The threat of a food crisis is exacerbated by fears over energy security, with many countries now opting to plant biofuels crops in place of traditional crops. In Mexico, where most people eat corn, the price of tortillas is up by 60 per cent. The soaring use of corn as the feedstock for fuel ethanol, according to a Bloomberg analysis, “is creating unintended consequences throughout the global food chain.”
“The diversion of crops to fuel can raise food prices and reduce our ability to alleviate hunger. The negative social effects risk being exacerbated in cases where small-scale farmers are marginalized or displaced form their land,” the IAASTD report said.
Not fully taken into consideration yet is the impact on food supplies of climate change. Experts have agreed that abnormal changes in air temperature and rainfall and the increasing frequency and intensity of drought and floods have long-term implications for the viability and productivity of world agro-ecosystems.
“Agriculture is the sector most affected by changes in climate patterns and will be increasingly vulnerable in the future,” said the United Nations food agency in a press statement. “Especially at risk are developing countries, which are highly dependent on agriculture and have fewer resources and options to combat damage from climate change.”
Farming is most dependent on stable climate. “The most serious threats will not be occasional severe drought or heat wave but subtle temperature shifts during key periods in the crop’s life cycle, as these are most disruptive to plants bred for optimal climatic conditions,” wrote Danielle Nierenberg and Brian Halweil in a Worldwatch report.
Is there a solution in sight? Guilhem Calvo, an adviser with the ecological and earth sciences division of United Nations Education and Cultural Organization, told a news conference in Paris: “We must develop agriculture that is less dependent on fossil fuels, favors the use of locally available resources and explores the use of natural processes.”

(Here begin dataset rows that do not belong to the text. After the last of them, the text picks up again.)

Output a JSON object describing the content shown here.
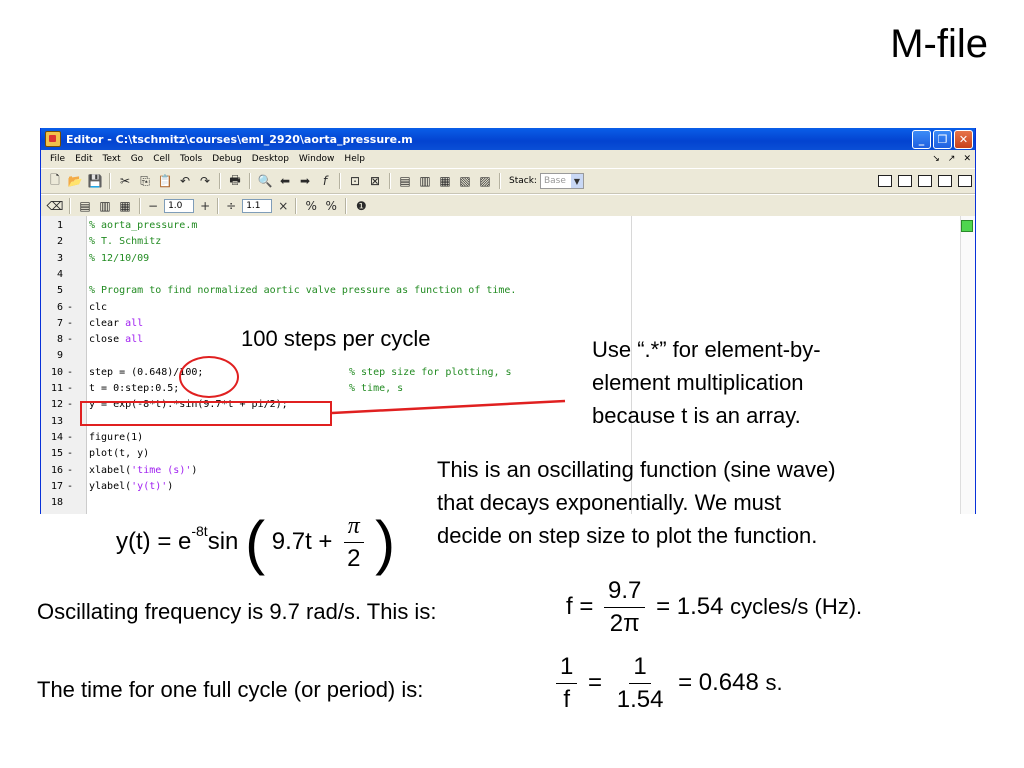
{
  "slide": {
    "title": "M-file"
  },
  "editor": {
    "window_title": "Editor - C:\\tschmitz\\courses\\eml_2920\\aorta_pressure.m",
    "menu": [
      "File",
      "Edit",
      "Text",
      "Go",
      "Cell",
      "Tools",
      "Debug",
      "Desktop",
      "Window",
      "Help"
    ],
    "stack_label": "Stack:",
    "stack_value": "Base",
    "cell_field_1": "1.0",
    "cell_field_2": "1.1",
    "lines": [
      {
        "n": "1",
        "dash": "",
        "parts": [
          {
            "t": "% aorta_pressure.m",
            "c": "cmt"
          }
        ]
      },
      {
        "n": "2",
        "dash": "",
        "parts": [
          {
            "t": "% T. Schmitz",
            "c": "cmt"
          }
        ]
      },
      {
        "n": "3",
        "dash": "",
        "parts": [
          {
            "t": "% 12/10/09",
            "c": "cmt"
          }
        ]
      },
      {
        "n": "4",
        "dash": "",
        "parts": []
      },
      {
        "n": "5",
        "dash": "",
        "parts": [
          {
            "t": "% Program to find normalized aortic valve pressure as function of time.",
            "c": "cmt"
          }
        ]
      },
      {
        "n": "6",
        "dash": "-",
        "parts": [
          {
            "t": "clc",
            "c": ""
          }
        ]
      },
      {
        "n": "7",
        "dash": "-",
        "parts": [
          {
            "t": "clear ",
            "c": ""
          },
          {
            "t": "all",
            "c": "kw"
          }
        ]
      },
      {
        "n": "8",
        "dash": "-",
        "parts": [
          {
            "t": "close ",
            "c": ""
          },
          {
            "t": "all",
            "c": "kw"
          }
        ]
      },
      {
        "n": "9",
        "dash": "",
        "parts": []
      },
      {
        "n": "10",
        "dash": "-",
        "parts": [
          {
            "t": "step = (0.648)/100;",
            "c": ""
          }
        ],
        "comment": "% step size for plotting, s"
      },
      {
        "n": "11",
        "dash": "-",
        "parts": [
          {
            "t": "t = 0:step:0.5;",
            "c": ""
          }
        ],
        "comment": "% time, s"
      },
      {
        "n": "12",
        "dash": "-",
        "parts": [
          {
            "t": "y = exp(-8*t).*sin(9.7*t + pi/2);",
            "c": ""
          }
        ]
      },
      {
        "n": "13",
        "dash": "",
        "parts": []
      },
      {
        "n": "14",
        "dash": "-",
        "parts": [
          {
            "t": "figure(1)",
            "c": ""
          }
        ]
      },
      {
        "n": "15",
        "dash": "-",
        "parts": [
          {
            "t": "plot(t, y)",
            "c": ""
          }
        ]
      },
      {
        "n": "16",
        "dash": "-",
        "parts": [
          {
            "t": "xlabel(",
            "c": ""
          },
          {
            "t": "'time (s)'",
            "c": "str"
          },
          {
            "t": ")",
            "c": ""
          }
        ]
      },
      {
        "n": "17",
        "dash": "-",
        "parts": [
          {
            "t": "ylabel(",
            "c": ""
          },
          {
            "t": "'y(t)'",
            "c": "str"
          },
          {
            "t": ")",
            "c": ""
          }
        ]
      },
      {
        "n": "18",
        "dash": "",
        "parts": []
      }
    ]
  },
  "annotations": {
    "steps": "100 steps per cycle",
    "elementwise": [
      "Use “.*” for element-by-",
      "element multiplication",
      "because t is an array."
    ],
    "oscillating": [
      "This is an oscillating function (sine wave)",
      "that decays exponentially. We must",
      "decide on step size to plot the function."
    ],
    "freq_text": "Oscillating frequency is 9.7 rad/s. This is:",
    "period_text": "The time for one full cycle (or period) is:"
  },
  "equations": {
    "y_lhs": "y(t) = e",
    "y_exp": "-8t",
    "y_sin": "sin",
    "y_arg": "9.7t +",
    "pi": "π",
    "two": "2",
    "f_lhs": "f =",
    "f_num": "9.7",
    "f_den": "2π",
    "f_val": "= 1.54",
    "f_unit": "cycles/s (Hz).",
    "p_num1": "1",
    "p_den1": "f",
    "p_eq": "=",
    "p_num2": "1",
    "p_den2": "1.54",
    "p_val": "= 0.648",
    "p_unit": "s."
  },
  "colors": {
    "annotation_red": "#e02020",
    "comment_green": "#228b22",
    "keyword_purple": "#a020f0"
  }
}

There is also much talk today of organic farming. This describes systems of food production where farmers work with nature, rather than chafe against it. Instead of blitzing micro-organisms with pesticides, they use integrated pest management, and encourage beneficial insects at the expense of pest species. Rather than relying on artificial fertilizers to maintain fertility, farmers rotate their crops; use animal manures and plant crops, which can be used as green manure.

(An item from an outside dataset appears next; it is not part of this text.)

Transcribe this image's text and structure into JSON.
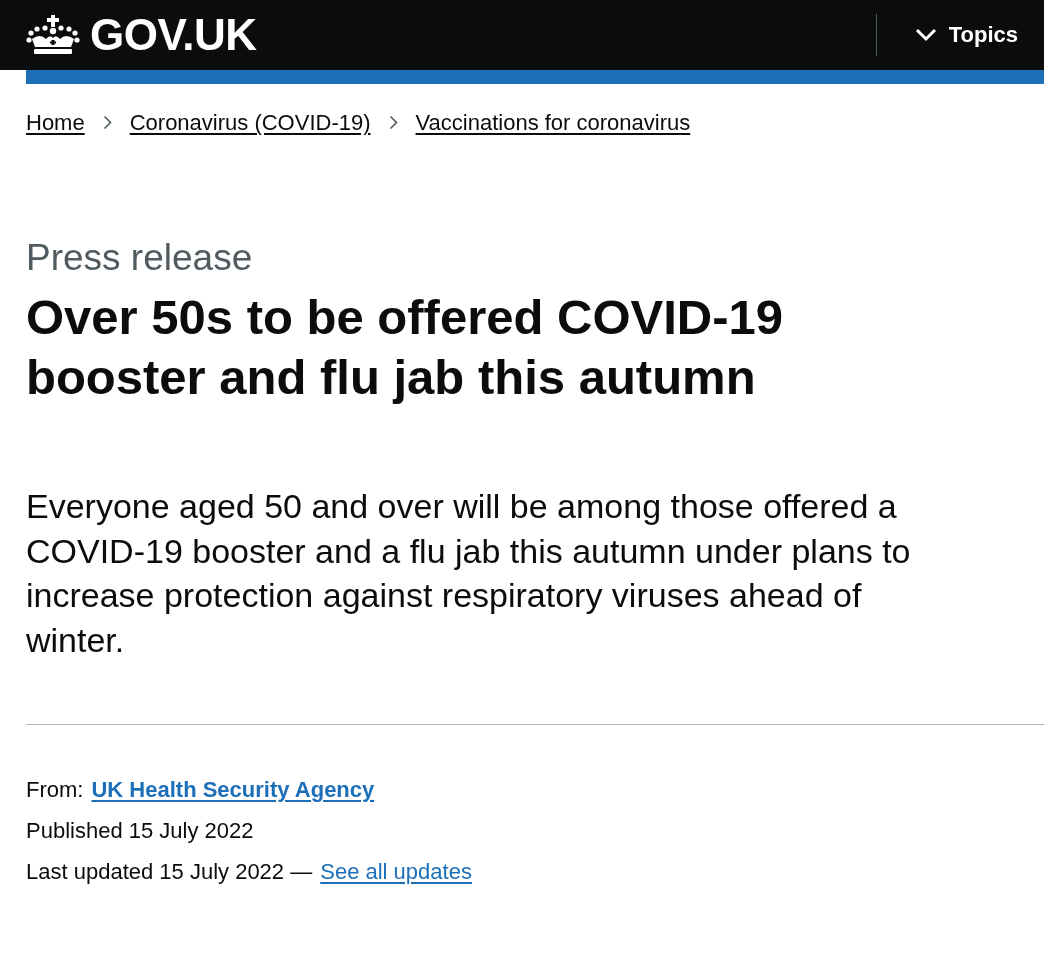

Dr. Liz Stockdale, of the Institute of Arable Crop Research in England, speaking at the Festival of Science in Sheffield, said that farms could be economically viable on a much larger scale, even in developing countries with large populations.
“In less developed countries, countries where the conventional agricultural systems aren’t that intensive to start with, we can see that conventional systems and organic systems actually can match yields very closely,” she said.
And lower yields of organic farms in any country could be greatly increased as scientists learn more about controlling insects and disease without chemicals, and find the right crops to suit a particular region’s pests and climate.
Ivette Perfecto, professor in the University of Michigan’s School of Natural Resources and Environment said the idea that people would go hungry if farming went organic is “ridiculous.”
“Corporate interest in agriculture and the way agriculture research has been conducted in land grant institutions, with a lot of influence by the chemical companies and pesticide companies as well as fertilizer companies—all have been playing an important role in convincing the public that you need to have these inputs to produce food,” she pointed out. – ###